Sofiko is a freelance fintech copywriter at Coinspeaker. With a Bachelor degree in International Business and Economics, Sofiko has been deepening her knowledge of an agile innovative industry primary focusing on the robust blockchain technology and cryptocurrencies. As a bank employee, Sofiko particularly keens on crypto and blockchain integration into the established banking systems.
The report carried out by the World Economic Forum in alliance with Bain & Company vividly illustrates financial benefits reaped out of a blockchains incorporation into the current trading and supply chain relationships.
The Fourth Industrial Revolution is coming and it’s name deeply entwined with the nascent technologies such as the internet of things (IoT), blockchain and artificial intelligence (AI). These advanced technologies have a wide array of applications delivering the viable and most-needed solutions to major industry challenges with the help of disruptive approach.
The World Economic Forum has perfectly fitted the blockchains alongside with the other cutting-edge technologies into a narrow subject of supply chain finance underlying the international trade development.
According to the estimates provided in the WEF’s research, the current trade finance gap equals roughly 10% of global merchandise trade volumes representing $1.5 trillion worth losses.
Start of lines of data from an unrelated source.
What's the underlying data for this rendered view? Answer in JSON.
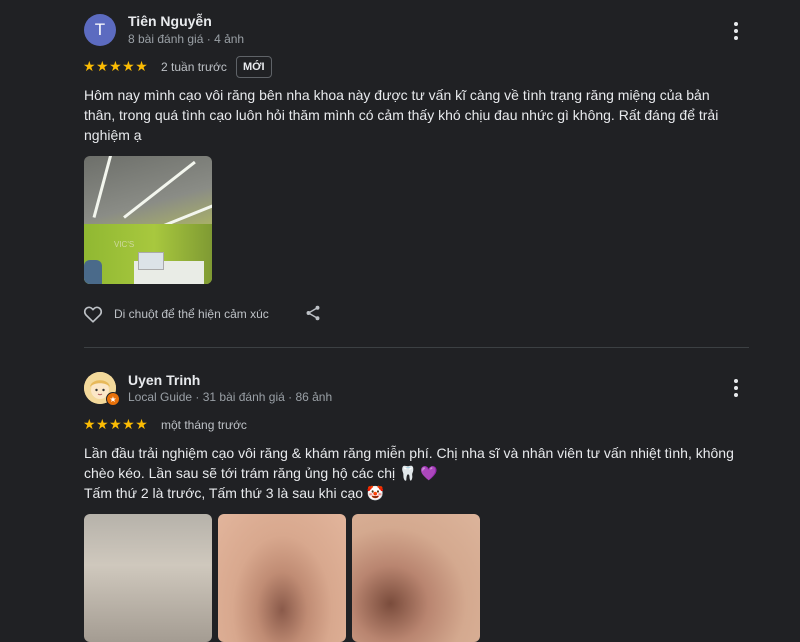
{
  "reviews": [
    {
      "author": "Tiên Nguyễn",
      "avatar_letter": "T",
      "meta": "8 bài đánh giá · 4 ảnh",
      "stars": "★★★★★",
      "when": "2 tuần trước",
      "new_tag": "MỚI",
      "text": "Hôm nay mình cạo vôi răng bên nha khoa này được tư vấn kĩ càng về tình trạng răng miệng của bản\nthân, trong quá tình cạo luôn hỏi thăm mình có cảm thấy khó chịu đau nhức gì không. Rất đáng để trải\nnghiệm ạ",
      "photo_sign": "VIC'S",
      "reaction_label": "Di chuột để thể hiện cảm xúc"
    },
    {
      "author": "Uyen Trinh",
      "meta": "Local Guide · 31 bài đánh giá · 86 ảnh",
      "stars": "★★★★★",
      "when": "một tháng trước",
      "text": "Lần đầu trải nghiệm cạo vôi răng & khám răng miễn phí. Chị nha sĩ và nhân viên tư vấn nhiệt tình, không\nchèo kéo. Lần sau sẽ tới trám răng ủng hộ các chị 🦷 💜\nTấm thứ 2 là trước, Tấm thứ 3 là sau khi cạo 🤡"
    }
  ],
  "icons": {
    "heart": "heart-outline-icon",
    "share": "share-icon",
    "more": "more-vert-icon"
  },
  "colors": {
    "background": "#202124",
    "star": "#fbbc04",
    "avatar": "#5c6bc0"
  }
}
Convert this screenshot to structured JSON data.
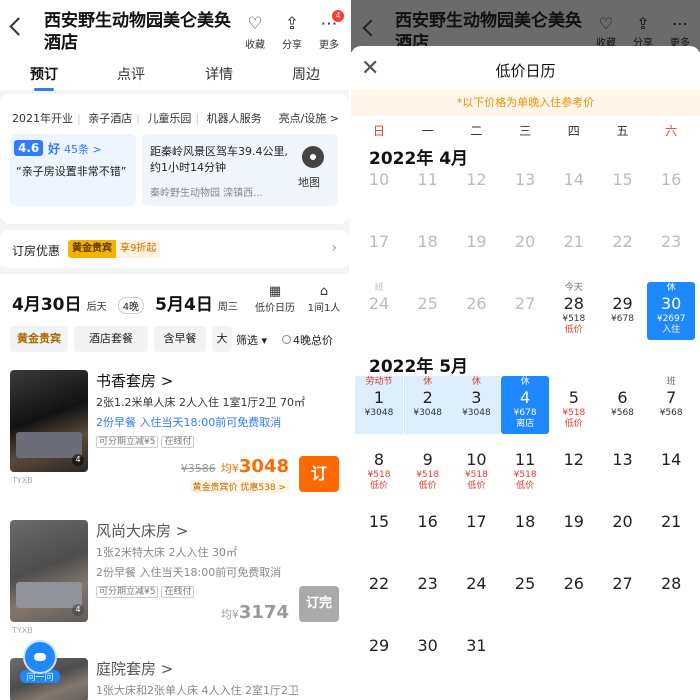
{
  "left": {
    "header": {
      "title": "西安野生动物园美仑美奂酒店",
      "actions": [
        {
          "label": "收藏",
          "glyph": "♡"
        },
        {
          "label": "分享",
          "glyph": "⇪"
        },
        {
          "label": "更多",
          "glyph": "⋯",
          "badge": "4"
        }
      ]
    },
    "tabs": [
      "预订",
      "点评",
      "详情",
      "周边"
    ],
    "info": {
      "tags": [
        "2021年开业",
        "亲子酒店",
        "儿童乐园",
        "机器人服务"
      ],
      "tags_more": "亮点/设施 >",
      "score": "4.6",
      "rating_word": "好",
      "review_count": "45条 >",
      "quote": "“亲子房设置非常不错”",
      "distance": "距秦岭风景区驾车39.4公里,约1小时14分钟",
      "address": "秦岭野生动物园 滦镇西...",
      "map_label": "地图"
    },
    "promo": {
      "label": "订房优惠",
      "gold": "黄金贵宾",
      "discount": "享9折起"
    },
    "dates": {
      "checkin": "4月30日",
      "checkin_day": "后天",
      "nights": "4晚",
      "checkout": "5月4日",
      "checkout_day": "周三",
      "calendar_label": "低价日历",
      "guests_label": "1间1人"
    },
    "filters": [
      "黄金贵宾",
      "酒店套餐",
      "含早餐",
      "大"
    ],
    "sort_label": "筛选 ▾",
    "four_night_label": "4晚总价",
    "rooms": [
      {
        "name": "书香套房 >",
        "specs": "2张1.2米单人床  2人入住  1室1厅2卫  70㎡",
        "policy": "2份早餐  入住当天18:00前可免费取消",
        "tags": [
          "可分期立减¥5",
          "在线付"
        ],
        "orig": "¥3586",
        "avg": "均¥",
        "price": "3048",
        "gold_note": "黄金贵宾价  优惠538 >",
        "book": "订"
      },
      {
        "name": "风尚大床房 >",
        "specs": "1张2米特大床  2人入住  30㎡",
        "policy": "2份早餐  入住当天18:00前可免费取消",
        "tags": [
          "可分期立减¥5",
          "在线付"
        ],
        "orig": "",
        "avg": "均¥",
        "price": "3174",
        "gold_note": "",
        "book": "订完"
      },
      {
        "name": "庭院套房 >",
        "specs": "1张大床和2张单人床  4人入住  2室1厅2卫",
        "policy": "",
        "tags": [],
        "orig": "",
        "avg": "",
        "price": "",
        "gold_note": "",
        "book": ""
      }
    ],
    "watermark": "TYXB",
    "assistant_label": "问一问"
  },
  "right": {
    "sheet_title": "低价日历",
    "note": "*以下价格为单晚入住参考价",
    "weekdays": [
      "日",
      "一",
      "二",
      "三",
      "四",
      "五",
      "六"
    ],
    "months": [
      {
        "label": "2022年 4月",
        "start_col": 0,
        "days": [
          {
            "d": "10",
            "past": true
          },
          {
            "d": "11",
            "past": true
          },
          {
            "d": "12",
            "past": true
          },
          {
            "d": "13",
            "past": true
          },
          {
            "d": "14",
            "past": true
          },
          {
            "d": "15",
            "past": true
          },
          {
            "d": "16",
            "past": true
          },
          {
            "d": "17",
            "past": true
          },
          {
            "d": "18",
            "past": true
          },
          {
            "d": "19",
            "past": true
          },
          {
            "d": "20",
            "past": true
          },
          {
            "d": "21",
            "past": true
          },
          {
            "d": "22",
            "past": true
          },
          {
            "d": "23",
            "past": true
          },
          {
            "d": "24",
            "past": true,
            "top": "班"
          },
          {
            "d": "25",
            "past": true
          },
          {
            "d": "26",
            "past": true
          },
          {
            "d": "27",
            "past": true
          },
          {
            "d": "28",
            "top": "今天",
            "p": "¥518",
            "s": "低价"
          },
          {
            "d": "29",
            "p": "¥678"
          },
          {
            "d": "30",
            "top": "休",
            "p": "¥2697",
            "s": "入住",
            "sel": true
          }
        ]
      },
      {
        "label": "2022年 5月",
        "start_col": 0,
        "days": [
          {
            "d": "1",
            "top": "劳动节",
            "p": "¥3048",
            "hol": true
          },
          {
            "d": "2",
            "top": "休",
            "p": "¥3048",
            "hol": true
          },
          {
            "d": "3",
            "top": "休",
            "p": "¥3048",
            "hol": true
          },
          {
            "d": "4",
            "top": "休",
            "p": "¥678",
            "s": "离店",
            "sel": true
          },
          {
            "d": "5",
            "p": "¥518",
            "s": "低价",
            "low": true
          },
          {
            "d": "6",
            "p": "¥568"
          },
          {
            "d": "7",
            "top": "班",
            "p": "¥568"
          },
          {
            "d": "8",
            "p": "¥518",
            "s": "低价",
            "low": true
          },
          {
            "d": "9",
            "p": "¥518",
            "s": "低价",
            "low": true
          },
          {
            "d": "10",
            "p": "¥518",
            "s": "低价",
            "low": true
          },
          {
            "d": "11",
            "p": "¥518",
            "s": "低价",
            "low": true
          },
          {
            "d": "12"
          },
          {
            "d": "13"
          },
          {
            "d": "14"
          },
          {
            "d": "15"
          },
          {
            "d": "16"
          },
          {
            "d": "17"
          },
          {
            "d": "18"
          },
          {
            "d": "19"
          },
          {
            "d": "20"
          },
          {
            "d": "21"
          },
          {
            "d": "22"
          },
          {
            "d": "23"
          },
          {
            "d": "24"
          },
          {
            "d": "25"
          },
          {
            "d": "26"
          },
          {
            "d": "27"
          },
          {
            "d": "28"
          },
          {
            "d": "29"
          },
          {
            "d": "30"
          },
          {
            "d": "31"
          }
        ]
      }
    ]
  }
}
Left unsolved, the trade finance gap will rise to more than $2.4 trillion by 2025, Bain & Company reports.
The reasons behind such a waste largely stem from a limited access faced by the small and medium enterprises that apply for credit and loans required for business extension.
On the other hands, regardless of a company’s scope, the modern enterprises actively involved into the international trade suffer from paper-based, outdated manual processes that stand in the way of reliable, real-time information gathering and tracking required for credible financing decisions.
Therefore, based on a thorough analysis, the WEF sentenced the blockchain technology to be a barrier-breaker establishing seamless processes at the core of an effective and efficient cross-border ecosystem. Distributed ledger and other technological innovations promise groundbreaking advances in trade and supply chain finance by reducing costs and ease of use.
Bain’s modeling estimates that new digital technologies, especially distributed ledger technology, can reduce a large part of the observed gap, facilitating about $1.1 trillion of new trade volumes globally.
Moreover, the researchers stressed explicit importance of the disruptive digital ledger for Asian countries since almost three-quarters of total documentary import and export trade transactions originate or arrive in Asia.
It means that once a blockchain-based system integrates into the traditional trade and supply chain processes, Asian economies will receive a chance to unfrozen about $105 billion worth working capital that today is captured within the trade finance gap.
Step by step the global community begins to adapt the robust technologies. On daily basis Coinspeaker reports the last updates taken place within the industry. Recently the U.S-based major cryptocurrency companies and tech veterans have created the Blockchain Association conceived to lobby the interests of crypto-community in the halls of power.
In the meanwhile, the blockchains gain a legislative authority as the Supreme People’s Court of China has issued new rules, which state that blockchain records must be considered as legal evidence in the court.